Would the writer of that snippet please inform me in which Journal I can find this?
I have read Brian Knowles' article on Isaiah 14, which I find very informative. Another minister writer wrote an article on Ezekiel 28 that I can't locate either. I wonder if someone can help me out with this. It was never published in The Journal.
firstname.lastname@example.org; Stow, Ohio
Who's not to love?
The following are a few of the reasons some professing Christians will not show love to certain people:
Certain people do not believe like they do.
Certain people have been excommunicated from their church.
Certain people have voluntarily left their church.
But Jesus said we are not to love only those who love us (Matthew 5:46) and that we must love those we consider to be enemies.
Paul and Micki Herrmann
Darlene's little articles
I just wanted to drop you a line to say how much I enjoy Darlene Warren's little articles in The Journal.
The other day some of us were talking about how far we had come: Now we can wear makeup and pantsuits to church, etc.
Someone commented about no women preachers in the church. I thought a minute and said, well, Darlene's little articles in the church paper are like capsule sermons. Sometimes I get more out of them than I get out of sermons by men preachers.
The Mount Carmel allegorical challenge
I think we can safely assume that Brother Bill Glover's Mount Carmel challenge as represented in his letter in issue No. 142 is meant to be allegorical. [See also the article about Mr. Glover's challenge in issue No. 141, dated Aug. 31, 2010.]
It would seem a bit naive of Bill if he thinks people would dance to the music he plays when they won't even dance to their own music.
His challenge seems to be directed at those who claim ordination, which most understand is obtained by three people incorporating and then ordaining themselves and others.
The words ministry and minister are used. Am I wrong? But I thought everyone who had the awl pierced through his ears had become a slave of Christ and is responsible to minister to his (or her) families, neighbors, friends and anyone.

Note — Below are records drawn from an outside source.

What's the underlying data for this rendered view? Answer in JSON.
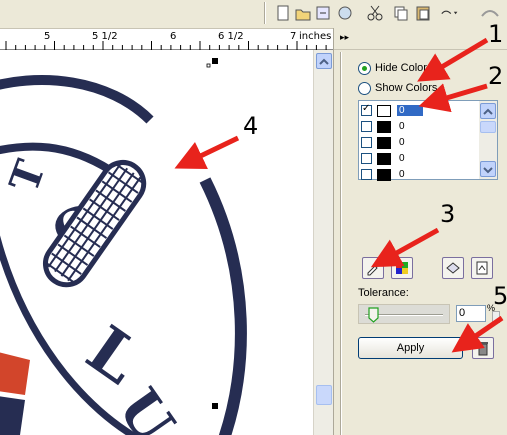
{
  "ruler": {
    "ticks": [
      "5",
      "5 1/2",
      "6",
      "6 1/2",
      "7"
    ],
    "unit": "inches"
  },
  "docker": {
    "expand_glyph": "▸▸",
    "hide_colors_label": "Hide Colors",
    "show_colors_label": "Show Colors",
    "selected_mode": "hide",
    "colors": [
      {
        "checked": true,
        "swatch": "#ffffff",
        "value": "0",
        "selected": true
      },
      {
        "checked": false,
        "swatch": "#000000",
        "value": "0",
        "selected": false
      },
      {
        "checked": false,
        "swatch": "#000000",
        "value": "0",
        "selected": false
      },
      {
        "checked": false,
        "swatch": "#000000",
        "value": "0",
        "selected": false
      },
      {
        "checked": false,
        "swatch": "#000000",
        "value": "0",
        "selected": false
      }
    ],
    "tolerance_label": "Tolerance:",
    "tolerance_value": "0",
    "tolerance_unit": "%",
    "apply_label": "Apply"
  },
  "artwork": {
    "letters": [
      "T",
      "C",
      "L",
      "U"
    ],
    "ink_color": "#262d52",
    "accent_color": "#d2452b"
  },
  "callouts": [
    "1",
    "2",
    "3",
    "4",
    "5"
  ],
  "colors": {
    "arrow": "#e8231c",
    "panel_bg": "#ece9d8",
    "selection": "#316ac5"
  }
}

Most if not all who claim ordination seem to believe our first responsibility is to support their ministry, even if we and our families must do without.

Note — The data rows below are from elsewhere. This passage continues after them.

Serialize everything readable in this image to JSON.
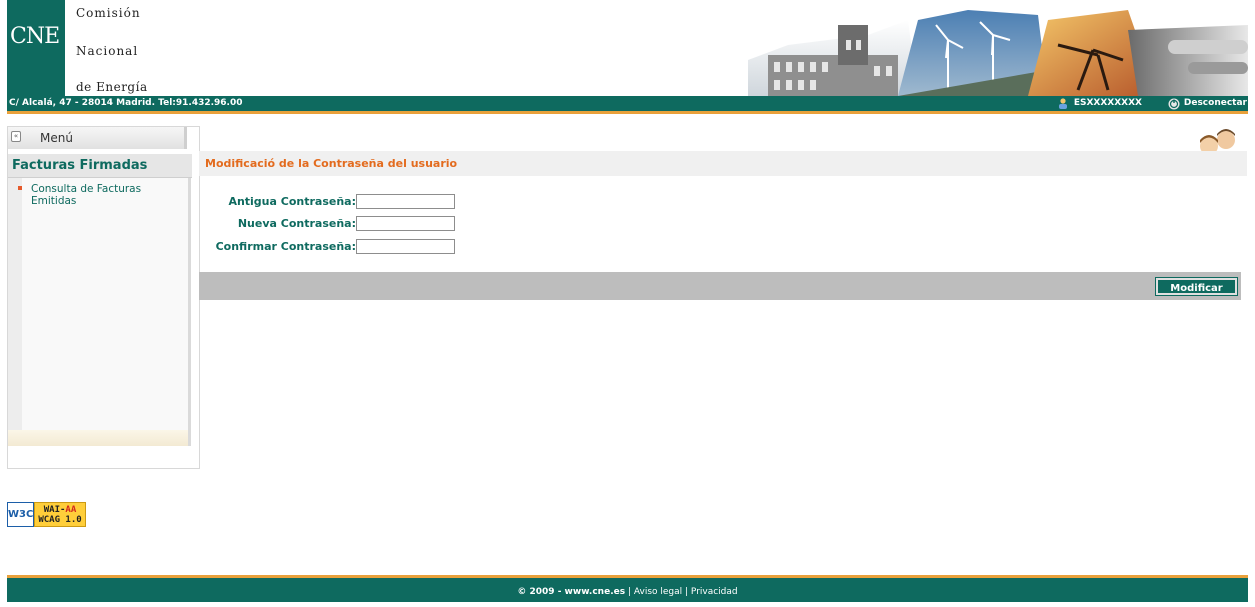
{
  "header": {
    "logo_text": "CNE",
    "org_line1": "Comisión",
    "org_line2": "Nacional",
    "org_line3": "de Energía",
    "address": "C/ Alcalá, 47 - 28014 Madrid. Tel:91.432.96.00",
    "user_id": "ESXXXXXXXX",
    "logout_label": "Desconectar"
  },
  "sidebar": {
    "menu_label": "Menú",
    "section_title": "Facturas Firmadas",
    "items": [
      {
        "label": "Consulta de Facturas Emitidas"
      }
    ]
  },
  "main": {
    "title": "Modificació de la Contraseña del usuario",
    "fields": {
      "old_password": {
        "label": "Antigua Contraseña:",
        "value": ""
      },
      "new_password": {
        "label": "Nueva Contraseña:",
        "value": ""
      },
      "confirm_password": {
        "label": "Confirmar Contraseña:",
        "value": ""
      }
    },
    "submit_label": "Modificar"
  },
  "badge": {
    "w3c": "W3C",
    "line1_black": "WAI-",
    "line1_red": "AA",
    "line2": "WCAG 1.0"
  },
  "footer": {
    "copyright": "© 2009 - www.cne.es",
    "legal": "Aviso legal",
    "privacy": "Privacidad"
  },
  "colors": {
    "brand_green": "#0e6a5f",
    "accent_orange": "#e9a13b",
    "title_orange": "#e36b1e"
  }
}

I can't help but believe that Mr. Glover understands that the only thing he can hope to accomplish on Mount Carmel with the servants of Jezebel is to make Jezebel mad, as was Elijah's experience.
The bottom line: The more we are involved with Torah, laws and doctrines, the less we are involved with faith and love.

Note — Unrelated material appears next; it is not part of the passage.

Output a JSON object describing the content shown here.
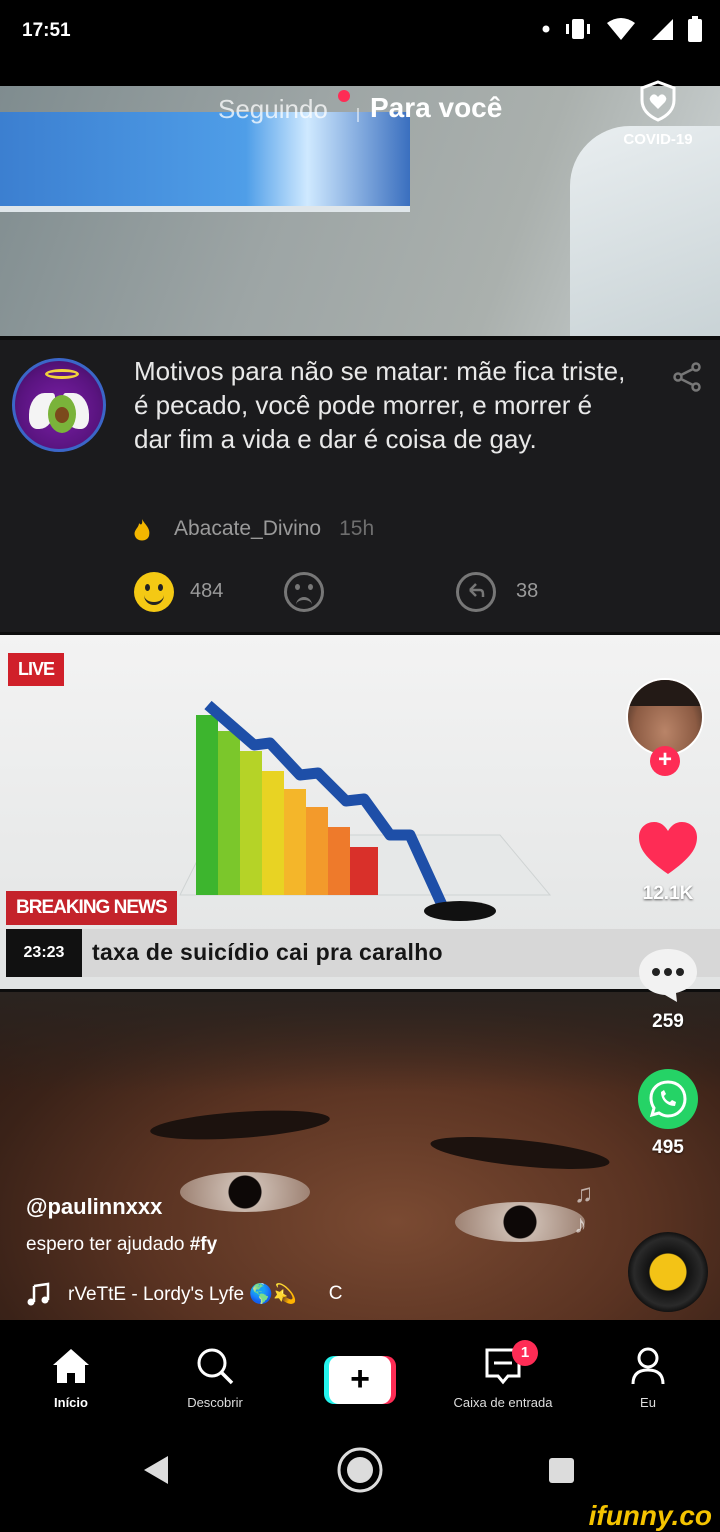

How faultfinding are love and faith? Can the same be said for laws and doctrines?
As I see it, preaching had its place in the 1st century when people didn't know about Christ. Once a person has read the writings of John and Peter and the book of Romans, everything becomes a discussion. Most written today is to convince us that those people didn't know what they were talking about.
But what can we expect when the translators did the same thing? I hope people aren't writing to keep others from looking into their Bible for themselves. Sometimes I wonder.
Thank you, Reg
Considering the many critics, busybodies and faultfinding spectators who have been counseling the Chilean family and everybody else in the process, Reginald Killingley's commentary in the September-October 2010 Journal, "Chile Critics Should Chill Out--and Cheer," was a breath of fresh air and much appreciated.
God, who is the ultimate free-will Being, desires and requires us to become decision makers, without coercion and external influence.
To this end God raised up the church and the ministry to patiently teach us and encourage us, not to become judge and jury of every decision that someone makes.